  • Funding This systematic review and meta-analysis was supported by ThermoFisher Diagnostics.

  • Competing interests FM has received grant/research support from ThermoFisher Diagnostics. NB has received speaker honoraria for lectures from Werfen and ThermoFisher Diagnostics. DG has received speaker honoraria for lectures from DASIT and support for attending meetings and/or travel from Abbott, Stago, DiaSorin, Medical Systems/Snibe, Siemens, Werfen and Roche. FF has acted as a consultant for ThermoFisher Diagnostics. GDS has acted as a consultant for ThermoFisher Diagnostics. CS has received grant/research support from AbbVie, Amgen and Pfizer Inc. CS has acted as a consultant for and has received lecture fees from AbbVie, Amgen, Alfa-Wassermann, Biogen, Eli-Lilly, Galapagos, Janssen, Novartis, Pfizer and SOBI.

  • Provenance and peer review Not commissioned; externally peer reviewed.

  • Supplemental material This content has been supplied by the author(s). It has not been vetted by BMJ Publishing Group Limited (BMJ) and may not have been peer-reviewed. Any opinions or recommendations discussed are solely those of the author(s) and are not endorsed by BMJ. BMJ disclaims all liability and responsibility arising from any reliance placed on the content.

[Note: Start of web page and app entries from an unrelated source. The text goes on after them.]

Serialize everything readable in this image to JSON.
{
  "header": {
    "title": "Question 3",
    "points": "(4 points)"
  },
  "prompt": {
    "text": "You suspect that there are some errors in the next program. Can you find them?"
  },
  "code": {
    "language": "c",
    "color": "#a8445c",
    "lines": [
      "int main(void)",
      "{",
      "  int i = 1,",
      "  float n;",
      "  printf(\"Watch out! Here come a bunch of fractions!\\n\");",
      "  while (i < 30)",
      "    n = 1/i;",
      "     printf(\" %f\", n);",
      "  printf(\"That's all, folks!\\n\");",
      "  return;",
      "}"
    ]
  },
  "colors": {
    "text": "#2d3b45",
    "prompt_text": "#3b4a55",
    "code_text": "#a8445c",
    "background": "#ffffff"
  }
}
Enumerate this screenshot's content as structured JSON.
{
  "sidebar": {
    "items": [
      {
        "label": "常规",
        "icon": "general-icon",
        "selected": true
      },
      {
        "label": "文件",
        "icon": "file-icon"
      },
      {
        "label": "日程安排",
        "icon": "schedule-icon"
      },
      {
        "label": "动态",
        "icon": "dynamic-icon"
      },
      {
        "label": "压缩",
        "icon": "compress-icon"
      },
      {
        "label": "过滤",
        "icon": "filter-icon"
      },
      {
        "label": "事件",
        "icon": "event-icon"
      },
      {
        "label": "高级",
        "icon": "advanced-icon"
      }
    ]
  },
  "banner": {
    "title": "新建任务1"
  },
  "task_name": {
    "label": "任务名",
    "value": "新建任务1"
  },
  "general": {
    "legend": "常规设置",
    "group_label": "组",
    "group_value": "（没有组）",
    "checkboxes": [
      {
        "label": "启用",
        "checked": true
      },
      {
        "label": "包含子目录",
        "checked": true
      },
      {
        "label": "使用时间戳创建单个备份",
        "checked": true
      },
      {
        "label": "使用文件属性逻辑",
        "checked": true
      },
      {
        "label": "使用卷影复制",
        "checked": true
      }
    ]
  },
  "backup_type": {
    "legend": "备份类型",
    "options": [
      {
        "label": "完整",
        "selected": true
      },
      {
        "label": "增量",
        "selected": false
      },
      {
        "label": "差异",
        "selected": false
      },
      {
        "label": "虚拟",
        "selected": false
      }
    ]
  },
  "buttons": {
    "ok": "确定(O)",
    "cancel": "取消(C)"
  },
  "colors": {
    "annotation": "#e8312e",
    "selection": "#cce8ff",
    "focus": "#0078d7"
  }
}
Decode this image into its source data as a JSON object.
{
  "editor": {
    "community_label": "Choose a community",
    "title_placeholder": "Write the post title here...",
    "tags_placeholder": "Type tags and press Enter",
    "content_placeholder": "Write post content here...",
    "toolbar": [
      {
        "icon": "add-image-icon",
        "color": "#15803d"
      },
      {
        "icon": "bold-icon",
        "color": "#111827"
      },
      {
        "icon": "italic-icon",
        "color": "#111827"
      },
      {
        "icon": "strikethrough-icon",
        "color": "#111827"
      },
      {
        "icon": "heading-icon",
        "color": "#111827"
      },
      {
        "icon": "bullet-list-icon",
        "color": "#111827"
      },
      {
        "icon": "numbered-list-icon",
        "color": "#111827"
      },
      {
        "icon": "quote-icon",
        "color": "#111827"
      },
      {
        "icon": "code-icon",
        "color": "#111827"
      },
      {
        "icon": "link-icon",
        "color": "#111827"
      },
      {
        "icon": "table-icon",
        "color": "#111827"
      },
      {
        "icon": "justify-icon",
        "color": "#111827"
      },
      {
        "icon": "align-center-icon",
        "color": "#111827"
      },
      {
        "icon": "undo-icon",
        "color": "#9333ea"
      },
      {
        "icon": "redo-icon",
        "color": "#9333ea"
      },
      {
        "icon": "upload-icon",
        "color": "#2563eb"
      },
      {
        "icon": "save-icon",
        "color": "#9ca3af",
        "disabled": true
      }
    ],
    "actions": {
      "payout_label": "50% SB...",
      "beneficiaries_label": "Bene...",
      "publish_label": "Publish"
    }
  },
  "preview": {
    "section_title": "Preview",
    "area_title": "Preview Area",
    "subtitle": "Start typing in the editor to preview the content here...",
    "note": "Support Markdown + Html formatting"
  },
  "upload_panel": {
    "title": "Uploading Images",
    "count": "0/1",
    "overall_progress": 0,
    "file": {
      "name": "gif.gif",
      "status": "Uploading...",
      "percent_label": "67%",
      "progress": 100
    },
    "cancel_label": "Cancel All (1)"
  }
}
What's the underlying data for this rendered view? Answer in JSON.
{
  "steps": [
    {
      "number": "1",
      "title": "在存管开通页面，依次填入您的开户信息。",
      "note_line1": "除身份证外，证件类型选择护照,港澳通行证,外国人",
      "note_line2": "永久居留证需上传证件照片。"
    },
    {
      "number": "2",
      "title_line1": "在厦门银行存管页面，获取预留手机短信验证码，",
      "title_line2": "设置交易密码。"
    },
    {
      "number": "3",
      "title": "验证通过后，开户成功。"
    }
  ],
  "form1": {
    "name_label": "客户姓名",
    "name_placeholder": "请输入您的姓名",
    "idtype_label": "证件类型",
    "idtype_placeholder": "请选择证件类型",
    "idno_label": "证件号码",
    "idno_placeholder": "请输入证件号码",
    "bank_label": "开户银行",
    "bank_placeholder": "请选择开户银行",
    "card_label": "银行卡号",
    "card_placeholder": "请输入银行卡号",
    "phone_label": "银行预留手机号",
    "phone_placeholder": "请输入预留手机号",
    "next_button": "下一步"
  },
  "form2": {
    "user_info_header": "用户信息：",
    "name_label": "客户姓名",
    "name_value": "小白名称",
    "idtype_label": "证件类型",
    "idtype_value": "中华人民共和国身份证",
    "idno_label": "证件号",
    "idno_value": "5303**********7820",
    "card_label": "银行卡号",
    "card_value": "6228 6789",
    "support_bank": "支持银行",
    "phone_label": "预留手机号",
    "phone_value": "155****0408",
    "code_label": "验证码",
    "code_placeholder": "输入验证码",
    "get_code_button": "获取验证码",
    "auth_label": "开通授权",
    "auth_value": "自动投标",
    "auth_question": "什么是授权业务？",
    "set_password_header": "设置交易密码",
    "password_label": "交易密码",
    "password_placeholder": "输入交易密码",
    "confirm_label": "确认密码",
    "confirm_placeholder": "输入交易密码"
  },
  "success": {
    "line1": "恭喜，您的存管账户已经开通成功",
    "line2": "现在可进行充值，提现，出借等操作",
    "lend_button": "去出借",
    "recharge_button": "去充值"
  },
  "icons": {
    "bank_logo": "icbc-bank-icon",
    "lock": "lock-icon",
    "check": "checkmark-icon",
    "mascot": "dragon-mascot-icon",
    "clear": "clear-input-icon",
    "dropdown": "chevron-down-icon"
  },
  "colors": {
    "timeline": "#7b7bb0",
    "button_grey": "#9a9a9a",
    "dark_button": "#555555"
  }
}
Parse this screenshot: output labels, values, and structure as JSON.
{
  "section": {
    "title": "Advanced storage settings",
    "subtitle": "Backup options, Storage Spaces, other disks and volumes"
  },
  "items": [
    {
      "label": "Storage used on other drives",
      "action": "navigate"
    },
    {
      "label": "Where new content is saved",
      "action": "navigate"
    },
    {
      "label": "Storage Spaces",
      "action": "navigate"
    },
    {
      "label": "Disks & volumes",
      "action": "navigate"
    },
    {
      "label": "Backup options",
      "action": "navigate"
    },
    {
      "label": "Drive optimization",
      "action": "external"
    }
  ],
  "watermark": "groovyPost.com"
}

Where the content includes any translated material, BMJ does not warrant the accuracy and reliability of the translations (including but not limited to local regulations, clinical guidelines, terminology, drug names and drug dosages), and is not responsible for any error and/or omissions arising from translation and adaptation or otherwise.